This week’s 4cast:
1. Could We Have Some Privacy, Please?
Last month, when a widely read report labeled Google as “hostile to privacy,” some of the other major search engines saw a chink in the armor. Ask.com has just unveiled a tool to allow users to easily anonymize their search records, and everyone else is scrambling to promote and/or change their data retention policies.
- Google named worst privacy offender in study (Ars Technica)
- Poor Privacy Grade Reflects Google’s Growing Power (Wired)
- Microsoft To Anonymize Log Data; Calls For Industry Standards Along With Ask.com (Search Engine Land)
- Privacy Is The New Black (TechCrunch)
2. Harry Potter Cannot Save Everything
Named after the now-concluded series of books, the “Harry Potter Effect” has been said to permanently turn young folks from video game junkies into voracious readers. However, a current study by the National Endowment for the Arts casts some doubts on this theory.

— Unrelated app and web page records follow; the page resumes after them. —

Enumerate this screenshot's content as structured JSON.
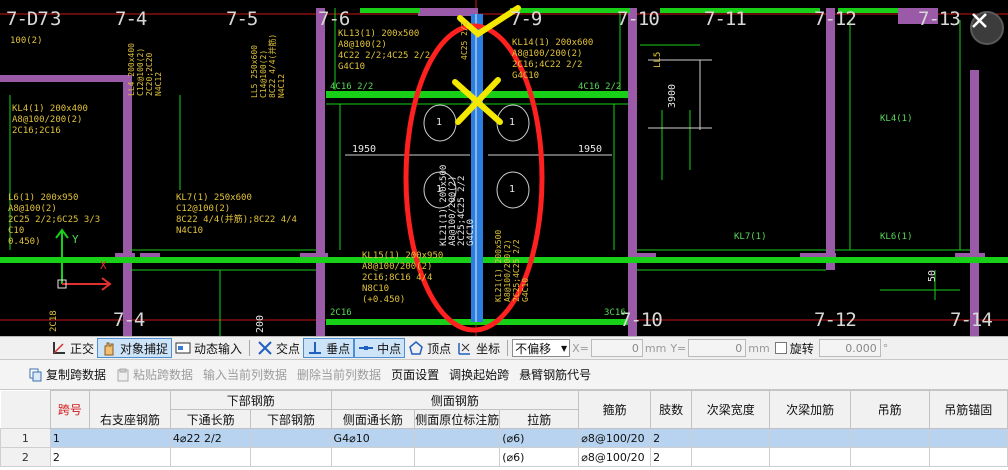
{
  "cad": {
    "axis_labels_top": [
      "7-D7",
      "3",
      "7-4",
      "7-5",
      "7-6",
      "7-9",
      "7-10",
      "7-11",
      "7-12",
      "7-13"
    ],
    "axis_labels_bottom": [
      "7-4",
      "7-10",
      "7-12",
      "7-14"
    ],
    "texts": {
      "kl4_header": "100(2)",
      "kl4": "KL4(1) 200x400\nA8@100/200(2)\n2C16;2C16",
      "kl6": "L6(1) 200x950\nA8@100(2)\n2C25 2/2;6C25 3/3\nC10\n0.450)",
      "kl7": "KL7(1) 250x600\nC12@100(2)\n8C22 4/4(并筋);8C22 4/4\nN4C10",
      "kl13": "KL13(1) 200x500\nA8@100(2)\n4C22 2/2;4C25 2/2\nG4C10",
      "kl14": "KL14(1) 200x600\nA8@100/200(2)\n2C16;4C22 2/2\nG4C10",
      "kl15": "KL15(1) 200x950\nA8@100/200(2)\n2C16;8C16 4/4\nN8C10\n(+0.450)",
      "ll4": "LL4 200x400\nC12@100(2)\n2C20;2C20\nN4C12",
      "ll5": "LL5 250x600\nC14@100(2)\n8C22 4/4(并筋)\nN4C12",
      "kl21": "KL21(1) 200x500\nA8@100/200(2)\n2C25;4C25 2/2\nG4C10",
      "kl21b": "KL21(1) 200x500\nA8@100/200(2)\n2C25;4C25 2/2\nG4C10",
      "c4c25": "4C25 2/2",
      "c4c16_a": "4C16 2/2",
      "c4c16_b": "4C16 2/2",
      "c3c16": "3C16",
      "c2c16": "2C16",
      "kl4_right": "KL4(1)",
      "kl7_right": "KL7(1)",
      "kl6_right": "KL6(1)",
      "dim_1950_left": "1950",
      "dim_1950_right": "1950",
      "dim_3900": "3900",
      "dim_200": "200",
      "dim_50": "50",
      "dim_2c18": "2C18",
      "ll5_short": "LL5",
      "circle_1": "1",
      "axis_y": "Y",
      "axis_x": "X"
    }
  },
  "snapbar": {
    "ortho": "正交",
    "object_snap": "对象捕捉",
    "dynamic_input": "动态输入",
    "intersection": "交点",
    "perpendicular": "垂点",
    "midpoint": "中点",
    "vertex": "顶点",
    "coordinate": "坐标",
    "offset_select": "不偏移",
    "x_label": "X=",
    "x_value": "0",
    "x_unit": "mm",
    "y_label": "Y=",
    "y_value": "0",
    "y_unit": "mm",
    "rotate": "旋转",
    "rotate_value": "0.000",
    "deg": "°"
  },
  "datatb": {
    "copy_span": "复制跨数据",
    "paste_span": "粘贴跨数据",
    "input_col": "输入当前列数据",
    "delete_col": "删除当前列数据",
    "page_setup": "页面设置",
    "swap_start": "调换起始跨",
    "cantilever_code": "悬臂钢筋代号"
  },
  "grid": {
    "group_headers": {
      "bottom": "下部钢筋",
      "side": "侧面钢筋"
    },
    "headers": [
      "跨号",
      "右支座钢筋",
      "下通长筋",
      "下部钢筋",
      "侧面通长筋",
      "侧面原位标注筋",
      "拉筋",
      "箍筋",
      "肢数",
      "次梁宽度",
      "次梁加筋",
      "吊筋",
      "吊筋锚固"
    ],
    "rows": [
      {
        "idx": "1",
        "cells": [
          "1",
          "",
          "4⌀22 2/2",
          "",
          "G4⌀10",
          "",
          "(⌀6)",
          "⌀8@100/20",
          "2",
          "",
          "",
          "",
          ""
        ]
      },
      {
        "idx": "2",
        "cells": [
          "2",
          "",
          "",
          "",
          "",
          "",
          "(⌀6)",
          "⌀8@100/20",
          "2",
          "",
          "",
          "",
          ""
        ]
      }
    ]
  }
}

- Potter Has Limited Effect on Reading Habits (New York Times)
- Kids reading fewer books despite Harry Potter hoopla (San Francisco Chronicle)
- Long Form Fiction and Mozart’s Operas (O’Reilly Radar)

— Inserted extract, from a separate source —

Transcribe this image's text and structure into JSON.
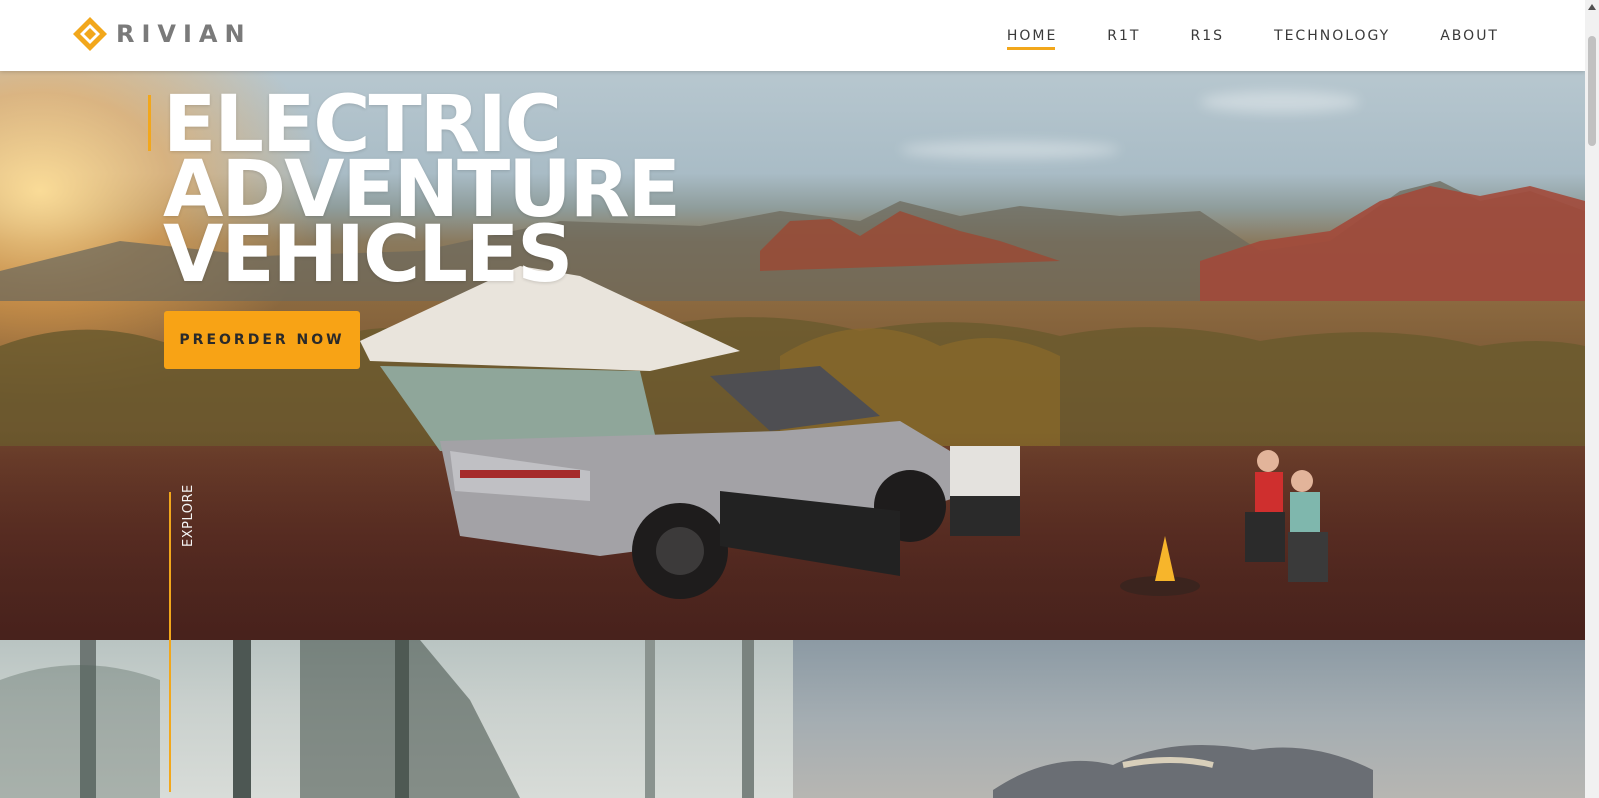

- The Kids Aren’t All Right: Despite Harry Potter, teenagers aren’t reading (Print is Dead: Books in Our Digital Age)
3. Libraries, In Your Facebook
So if teens aren’t reading, what are they doing? More and more (teens and adults) are flocking to Facebook, which is now threatening MySpace for social networking supremecy. And with the recent rush by developers to create Facebook applications (see 4cast #57), libraries are trying to find new, novel ways to meet their patrons on the pages of Facebook.
- but once librarians get to facebook, what do they do there? (librarian.net)
- Facebook application for bookies; what makes the social web so *#@$ing awesome (LibrarianInBlack)
- Facebook to library apps: drop dead (See Also…)
- The New Facebook Developers Platform: Why Libraries Care (BIGWIG Presentation) (Libraryman)
4. Reports of Dewey’s Death Being Greatly Exaggerated
The Wall Street Journal just published an already much-blogged about article regarding the Perry Branch Library in Gilbert, Arizona, which is the first public library in the country to completely ditch the Dewey Decimal System (see 4cast #58) in favor of a more natural, bookstore-like organizational approach.